Organized Panel Session
When the male protagonist’s mother shows up in the 1980’s North Korean film Ch’unhyang chŏn, the audiences familiar with the film history of both Koreas reencounter their long-lost film star, Moon Ye-bong (문예봉, 1917-1999), who was the first Ch’unhyang to “speak” in the first sound film produced in Korea in 1935. After one decade’s absence from the North Korean film industry, Moon returns to the silver screen in another remake of the popular Korean folktale but this time, as the main protagonist’s mother.

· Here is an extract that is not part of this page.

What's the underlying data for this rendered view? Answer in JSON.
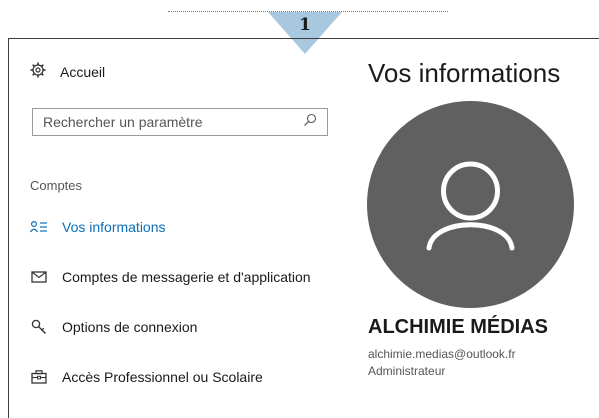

As one of the most famous actresses from Colonial Korea, Moon left for Pyongyang in 1948 and partook in establishing the brand new North Korean cinema industry. By examining Moon’s screen images and her life spanning over the 20th century, this study traces the transitional moments in North Korean cinema. Beginning her acting career as a new woman embodying the zeitgeist spirit, Moon transforms her image to a “woman behind the guns” disciplined by the colonial authority and then later to a female revolutionist who sacrifices herself for the new ideologies of North Korea. Paralleling the cinematic histories of Colonial Korea and North Korea, she constantly refashions herself to the demands of the political authorities as well as the audiences. Her very own life and film career reveal distinct aspects of North Korean cinema and ideologies consumed by the masses who lived and dreamed of becoming the kind of women that Moon symbolized on screen.